- What needs to be done -
Your answer should consist of the lines in the following data that contain "Mail".

- Records to use -

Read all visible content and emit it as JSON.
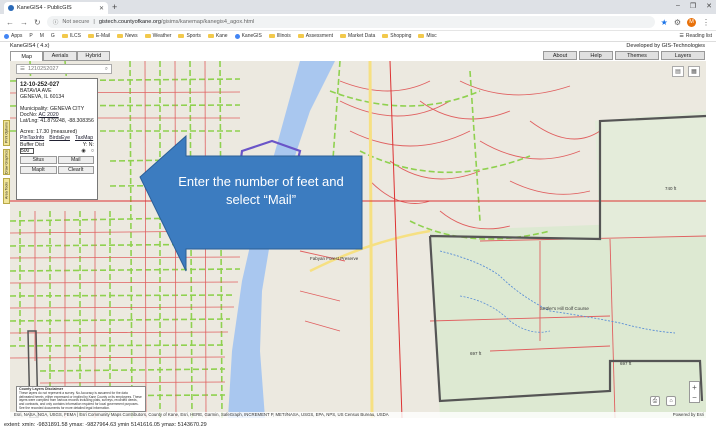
{
  "browser": {
    "tab_title": "KaneGIS4 - PublicGIS",
    "security_label": "Not secure",
    "url_domain": "gistech.countyofkane.org",
    "url_path": "/gisims/kanemap/kanegis4_agox.html",
    "profile_initial": "M",
    "bookmarks": [
      "Apps",
      "P",
      "M",
      "G",
      "ILCS",
      "E-Mail",
      "News",
      "Weather",
      "Sports",
      "Kane",
      "KaneGIS",
      "Illinois",
      "Assessment",
      "Market Data",
      "Shopping",
      "Misc"
    ],
    "reading_list": "Reading list"
  },
  "app": {
    "title": "KaneGIS4 ( 4.x)",
    "developer": "Developed by GIS-Technologies",
    "map_tabs": [
      "Map",
      "Aerials",
      "Hybrid"
    ],
    "right_tabs": [
      "About",
      "Help",
      "Themes",
      "Layers"
    ]
  },
  "search": {
    "value": "1210252027"
  },
  "popup": {
    "pin": "12-10-252-027",
    "address1": "BATAVIA AVE",
    "address2": "GENEVA, IL 60134",
    "municipality": "Municipality: GENEVA CITY",
    "docno_label": "DocNo:",
    "docno_link": "AC 2020",
    "latlng": "Lat/Lng: 41.879248, -88.308356",
    "acres": "Acres: 17.30 (measured)",
    "links": [
      "PinTaxInfo",
      "BirdsEye",
      "TaxMap"
    ],
    "buffer_label": "Buffer Dist",
    "yn": "Y:  N:",
    "buffer_value": "500",
    "buttons": [
      "Situs",
      "Mail",
      "MapIt",
      "ClearIt"
    ]
  },
  "side_tabs": [
    "Print Options",
    "Draw Graphics",
    "Area Tools"
  ],
  "annotation": {
    "text": "Enter the number of feet and select “Mail”",
    "color": "#3c7cc0"
  },
  "map_labels": [
    "Fabyan Forest Preserve",
    "Settler's Hill Golf Course",
    "740 ft",
    "697 ft",
    "697 ft"
  ],
  "disclaimer": {
    "heading": "County Layers Disclaimer",
    "body": "These layers do not represent a survey. No Accuracy is assumed for the data delineated herein, either expressed or implied by Kane County or its employees. These layers were compiled from various records including plats, surveys, recorded deeds, and contracts, and only contains information required for local government purposes. See the recorded documents for more detailed legal information."
  },
  "attribution": "Esri, NASA, NGA, USGS, FEMA | Esri Community Maps Contributors, County of Kane, Esri, HERE, Garmin, SafeGraph, INCREMENT P, METI/NASA, USGS, EPA, NPS, US Census Bureau, USDA",
  "powered_by": "Powered by Esri",
  "status": "extent: xmin: -9831891.58 ymax: -9827964.63 ymin 5141616.05 ymax: 5143670.29",
  "colors": {
    "road": "#e63333",
    "street": "#8fd14f",
    "river": "#a9c7ef",
    "boundary": "#555555",
    "parcel": "#6a55c8"
  }
}
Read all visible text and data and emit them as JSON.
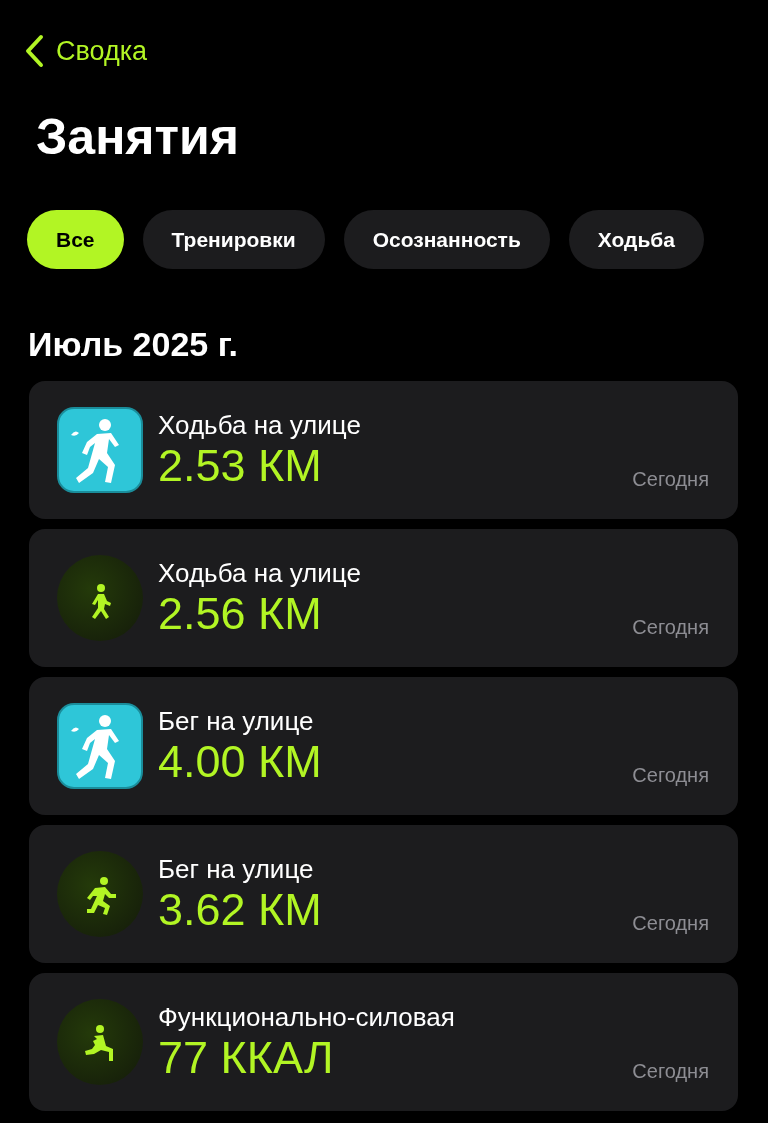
{
  "nav": {
    "back_label": "Сводка"
  },
  "title": "Занятия",
  "filters": [
    {
      "label": "Все",
      "selected": true
    },
    {
      "label": "Тренировки",
      "selected": false
    },
    {
      "label": "Осознанность",
      "selected": false
    },
    {
      "label": "Ходьба",
      "selected": false
    }
  ],
  "section": "Июль 2025 г.",
  "activities": [
    {
      "kind": "app",
      "name": "Ходьба на улице",
      "value": "2.53 КМ",
      "date": "Сегодня"
    },
    {
      "kind": "walk",
      "name": "Ходьба на улице",
      "value": "2.56 КМ",
      "date": "Сегодня"
    },
    {
      "kind": "app",
      "name": "Бег на улице",
      "value": "4.00 КМ",
      "date": "Сегодня"
    },
    {
      "kind": "run",
      "name": "Бег на улице",
      "value": "3.62 КМ",
      "date": "Сегодня"
    },
    {
      "kind": "strength",
      "name": "Функционально-силовая",
      "value": "77 ККАЛ",
      "date": "Сегодня"
    }
  ]
}
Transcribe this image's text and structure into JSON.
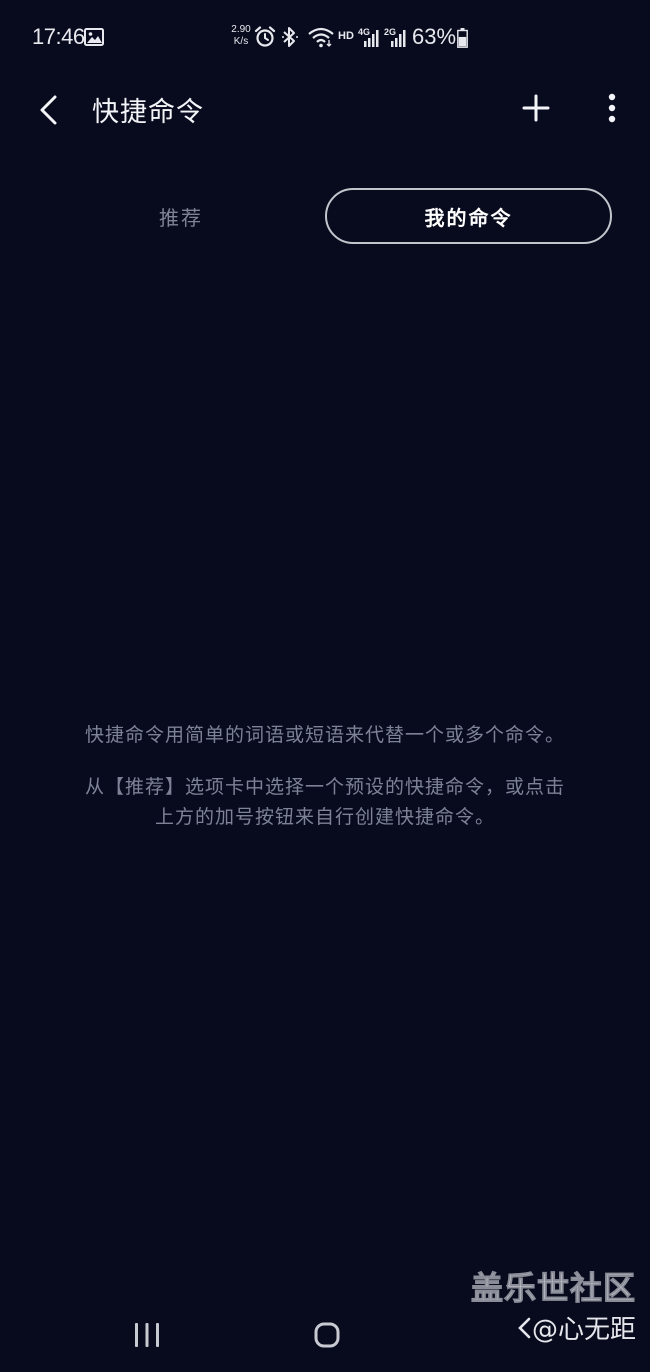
{
  "status_bar": {
    "time": "17:46",
    "net_speed_value": "2.90",
    "net_speed_unit": "K/s",
    "hd_label": "HD",
    "battery_percent": "63%",
    "battery_level": 0.63,
    "icons": [
      "gallery-icon",
      "alarm-icon",
      "bluetooth-icon",
      "wifi-icon",
      "signal-4g-icon",
      "signal-2g-icon",
      "battery-icon"
    ]
  },
  "app_bar": {
    "title": "快捷命令",
    "back_icon": "chevron-left-icon",
    "add_icon": "plus-icon",
    "more_icon": "more-vertical-icon"
  },
  "tabs": [
    {
      "label": "推荐",
      "selected": false
    },
    {
      "label": "我的命令",
      "selected": true
    }
  ],
  "empty_state": {
    "line1": "快捷命令用简单的词语或短语来代替一个或多个命令。",
    "line2a": "从【推荐】选项卡中选择一个预设的快捷命令，或点击",
    "line2b": "上方的加号按钮来自行创建快捷命令。"
  },
  "watermark": {
    "title": "盖乐世社区",
    "user": "@心无距"
  },
  "nav_bar": {
    "icons": [
      "recents-icon",
      "home-icon",
      "back-icon"
    ]
  },
  "colors": {
    "background": "#080b1e",
    "text_primary": "#ffffff",
    "text_secondary": "#7e8296",
    "tab_border": "#c3c5cd"
  }
}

- Reply -
      "E-Mail",
      "Mail",
    "text": "Enter the number of feet and select “Mail”",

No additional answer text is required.